ITC, the Indian FMCG major, is launching a range of products into the country’s fledgling market for plant-based meat alternatives.

The company, best known in food for brands such as Bingo snacks and Aashirvaad kitchen ingredients, is rolling out “a host” of plant-based meat products, starting with burger patties and nuggets.

ITC initially plans to sell the products in undisclosed large retail chains, as well as through e-commerce, in India’s top eight cities. The group is also targeting the foodservice market.

Hemant Malik, the chief executive of ITC’s foods business, said: “We want to enjoy the early mover advantage in India. The meat market is huge with 72% of Indians being non-vegetarians. Given the growing concerns around wellness and sustainability, India has the potential to emerge as a large market for plant-based alternatives.”

India’s market for plant-based meat is in its infancy but investors and entrepreneurs are, in the main, optimistic about the sector’s potential, even if there is some uncertainty about the real extent to which the market can grow.

Posting on LinkedIn today (6 January), Varun Deshpande, managing director of The Good Food Institute’s India office, highlighted a recent move by Indian food-delivery business Swiggy.

“I’ve written before about how incredibly surreal it is to see the smart protein sector take its first steps in the country, with start-ups and now mega food corporations entering the race for a more secure, sustainable, and just food supply. Here’s another step along that decade-plus long journey and the latest indication that the category is well and truly arriving: our friends at Indian delivery giant Swiggy’s convenience grocery service Instamart now lists ‘plant-based meat’ as its own category under ‘Meat’, in keeping with best practices from The Good Food Institute India and our global network – starting with two leading companies Blue Tribe Foods and GoodDot.”

He added: “As hundreds more start-ups enter the space, FMCG and agri-giants continue to make deep investments, government agencies provide key support, and venture capital flows into the sector over the next decade, it will become increasingly apparent that upgrading our protein supply ranks alongside renewable energy as a pillar of India’s green economy.”

Last month, UK-based data and analytics group GlobalData released figures it said showed the meat-substitutes market is set for global expansion, with the sector forecast to grow fastest in Australasia.

GlobalData is predicting the value of the worldwide meat-substitutes market – as measured by retail sales – will increase by 95% between 2020 and 2025 to US$11.9bn.

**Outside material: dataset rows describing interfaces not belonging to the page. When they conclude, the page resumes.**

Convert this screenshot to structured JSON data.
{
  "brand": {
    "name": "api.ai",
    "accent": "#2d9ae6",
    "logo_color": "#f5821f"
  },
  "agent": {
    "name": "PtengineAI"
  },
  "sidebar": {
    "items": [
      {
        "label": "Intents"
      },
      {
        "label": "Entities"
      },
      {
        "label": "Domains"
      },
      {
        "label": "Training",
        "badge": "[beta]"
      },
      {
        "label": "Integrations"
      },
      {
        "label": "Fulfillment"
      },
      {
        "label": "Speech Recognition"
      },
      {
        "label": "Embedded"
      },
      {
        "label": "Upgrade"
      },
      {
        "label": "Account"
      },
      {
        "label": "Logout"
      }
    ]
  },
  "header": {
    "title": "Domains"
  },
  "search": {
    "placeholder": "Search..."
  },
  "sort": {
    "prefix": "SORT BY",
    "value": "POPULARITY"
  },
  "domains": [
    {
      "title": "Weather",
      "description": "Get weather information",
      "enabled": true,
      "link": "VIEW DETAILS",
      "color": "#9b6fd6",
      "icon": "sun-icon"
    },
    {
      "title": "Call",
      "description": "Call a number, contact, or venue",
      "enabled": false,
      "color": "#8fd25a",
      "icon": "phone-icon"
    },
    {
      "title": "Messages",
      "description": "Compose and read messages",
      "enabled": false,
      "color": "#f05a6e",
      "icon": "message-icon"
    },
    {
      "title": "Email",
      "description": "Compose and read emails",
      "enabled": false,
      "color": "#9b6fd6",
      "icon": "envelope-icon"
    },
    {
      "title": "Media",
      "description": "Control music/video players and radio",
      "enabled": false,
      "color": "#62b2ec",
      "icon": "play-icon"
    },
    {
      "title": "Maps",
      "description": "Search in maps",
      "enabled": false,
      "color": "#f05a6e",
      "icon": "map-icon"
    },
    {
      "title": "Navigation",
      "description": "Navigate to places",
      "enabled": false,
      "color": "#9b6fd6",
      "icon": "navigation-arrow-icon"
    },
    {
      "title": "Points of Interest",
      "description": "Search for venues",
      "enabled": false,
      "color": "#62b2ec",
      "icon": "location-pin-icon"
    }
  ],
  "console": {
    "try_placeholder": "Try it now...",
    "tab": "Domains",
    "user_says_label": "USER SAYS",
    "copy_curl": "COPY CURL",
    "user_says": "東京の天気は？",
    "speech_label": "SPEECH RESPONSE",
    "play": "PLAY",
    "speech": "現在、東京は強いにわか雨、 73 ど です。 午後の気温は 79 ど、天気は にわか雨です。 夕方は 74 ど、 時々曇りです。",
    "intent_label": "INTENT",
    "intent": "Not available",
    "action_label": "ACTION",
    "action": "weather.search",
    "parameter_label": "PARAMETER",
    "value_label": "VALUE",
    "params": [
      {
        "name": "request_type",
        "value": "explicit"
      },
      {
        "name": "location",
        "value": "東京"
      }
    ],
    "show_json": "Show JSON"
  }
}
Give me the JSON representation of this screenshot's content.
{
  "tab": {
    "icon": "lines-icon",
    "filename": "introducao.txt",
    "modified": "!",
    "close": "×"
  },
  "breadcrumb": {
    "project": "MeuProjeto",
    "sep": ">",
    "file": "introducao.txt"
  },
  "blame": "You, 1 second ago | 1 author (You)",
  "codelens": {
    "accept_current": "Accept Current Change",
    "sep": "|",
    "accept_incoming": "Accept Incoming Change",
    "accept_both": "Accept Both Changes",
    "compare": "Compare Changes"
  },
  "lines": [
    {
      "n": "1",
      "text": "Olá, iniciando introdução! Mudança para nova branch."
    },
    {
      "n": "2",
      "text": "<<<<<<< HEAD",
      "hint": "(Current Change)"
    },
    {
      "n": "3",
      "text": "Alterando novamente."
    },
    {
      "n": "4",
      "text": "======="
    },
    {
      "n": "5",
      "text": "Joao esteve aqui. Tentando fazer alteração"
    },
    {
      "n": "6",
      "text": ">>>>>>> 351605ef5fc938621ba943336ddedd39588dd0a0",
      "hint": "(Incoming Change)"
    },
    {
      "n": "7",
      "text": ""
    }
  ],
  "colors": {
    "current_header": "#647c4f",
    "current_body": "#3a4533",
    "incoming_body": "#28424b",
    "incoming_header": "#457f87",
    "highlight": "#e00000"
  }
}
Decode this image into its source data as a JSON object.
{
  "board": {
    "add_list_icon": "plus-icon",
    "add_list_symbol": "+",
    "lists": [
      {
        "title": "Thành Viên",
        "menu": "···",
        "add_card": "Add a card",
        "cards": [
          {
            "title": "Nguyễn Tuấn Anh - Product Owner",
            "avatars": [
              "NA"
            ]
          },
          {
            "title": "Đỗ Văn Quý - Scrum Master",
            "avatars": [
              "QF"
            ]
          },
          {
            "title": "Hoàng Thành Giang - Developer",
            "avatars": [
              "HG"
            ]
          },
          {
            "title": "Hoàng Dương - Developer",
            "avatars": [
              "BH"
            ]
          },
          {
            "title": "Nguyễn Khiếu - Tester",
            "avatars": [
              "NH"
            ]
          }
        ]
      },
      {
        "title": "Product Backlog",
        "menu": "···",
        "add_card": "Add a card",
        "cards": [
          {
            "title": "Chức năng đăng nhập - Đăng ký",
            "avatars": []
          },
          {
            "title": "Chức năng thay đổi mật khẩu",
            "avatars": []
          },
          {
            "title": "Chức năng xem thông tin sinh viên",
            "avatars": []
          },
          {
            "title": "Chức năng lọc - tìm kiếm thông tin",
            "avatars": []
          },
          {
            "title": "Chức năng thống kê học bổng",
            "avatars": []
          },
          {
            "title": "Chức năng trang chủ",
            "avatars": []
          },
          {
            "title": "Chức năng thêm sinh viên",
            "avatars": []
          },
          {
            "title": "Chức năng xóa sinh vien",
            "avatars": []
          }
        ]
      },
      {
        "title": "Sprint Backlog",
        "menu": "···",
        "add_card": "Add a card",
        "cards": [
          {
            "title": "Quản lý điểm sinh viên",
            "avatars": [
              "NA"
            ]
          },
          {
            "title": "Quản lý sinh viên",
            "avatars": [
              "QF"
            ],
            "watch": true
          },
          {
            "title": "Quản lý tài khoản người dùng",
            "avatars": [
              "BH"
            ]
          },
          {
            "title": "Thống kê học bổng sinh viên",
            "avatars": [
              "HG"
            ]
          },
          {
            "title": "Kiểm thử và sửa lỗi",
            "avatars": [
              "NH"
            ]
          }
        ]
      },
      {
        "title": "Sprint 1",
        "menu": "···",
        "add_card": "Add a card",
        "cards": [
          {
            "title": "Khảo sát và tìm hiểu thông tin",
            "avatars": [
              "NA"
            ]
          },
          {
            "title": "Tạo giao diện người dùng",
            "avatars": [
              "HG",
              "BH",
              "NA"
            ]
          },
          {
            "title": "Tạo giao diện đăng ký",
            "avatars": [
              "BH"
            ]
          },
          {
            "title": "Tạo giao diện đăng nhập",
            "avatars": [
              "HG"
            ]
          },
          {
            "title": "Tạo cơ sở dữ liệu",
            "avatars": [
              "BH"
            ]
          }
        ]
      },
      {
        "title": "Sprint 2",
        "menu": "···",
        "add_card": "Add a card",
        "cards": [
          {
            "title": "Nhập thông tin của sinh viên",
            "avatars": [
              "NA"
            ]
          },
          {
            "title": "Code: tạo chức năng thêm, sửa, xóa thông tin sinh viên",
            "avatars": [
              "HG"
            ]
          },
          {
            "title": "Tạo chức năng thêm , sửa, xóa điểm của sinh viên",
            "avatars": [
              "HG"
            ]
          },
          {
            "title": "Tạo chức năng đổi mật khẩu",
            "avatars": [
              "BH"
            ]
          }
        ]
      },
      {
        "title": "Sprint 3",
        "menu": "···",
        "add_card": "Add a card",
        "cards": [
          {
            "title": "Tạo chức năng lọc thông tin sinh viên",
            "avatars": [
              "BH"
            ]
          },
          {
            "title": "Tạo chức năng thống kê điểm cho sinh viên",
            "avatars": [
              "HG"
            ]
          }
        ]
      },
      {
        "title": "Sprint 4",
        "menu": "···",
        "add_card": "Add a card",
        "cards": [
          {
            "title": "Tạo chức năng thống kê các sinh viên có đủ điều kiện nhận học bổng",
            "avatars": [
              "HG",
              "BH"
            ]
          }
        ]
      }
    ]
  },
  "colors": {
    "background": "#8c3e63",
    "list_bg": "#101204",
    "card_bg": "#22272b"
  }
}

Sales are forecast to grow quickest in Australasia, with GlobalData estimating the value of the retail market will jump 570% to $912m in 2025.

Just Food, August 2021: India plant-based meat firm GoodDot Enterprises eyes UK, US after funding

Just Food archive: “It’s going to be a marathon and it’s going to be worth it” – weighing up the prospects for plant-based meat in India.

GlobalData classifies meat substitutes as: soy-based products; grain-based lines; those made from a single-cell protein such as fungi or algae; and ‘vegetable- or plant-based proteins’ such as those made from legumes.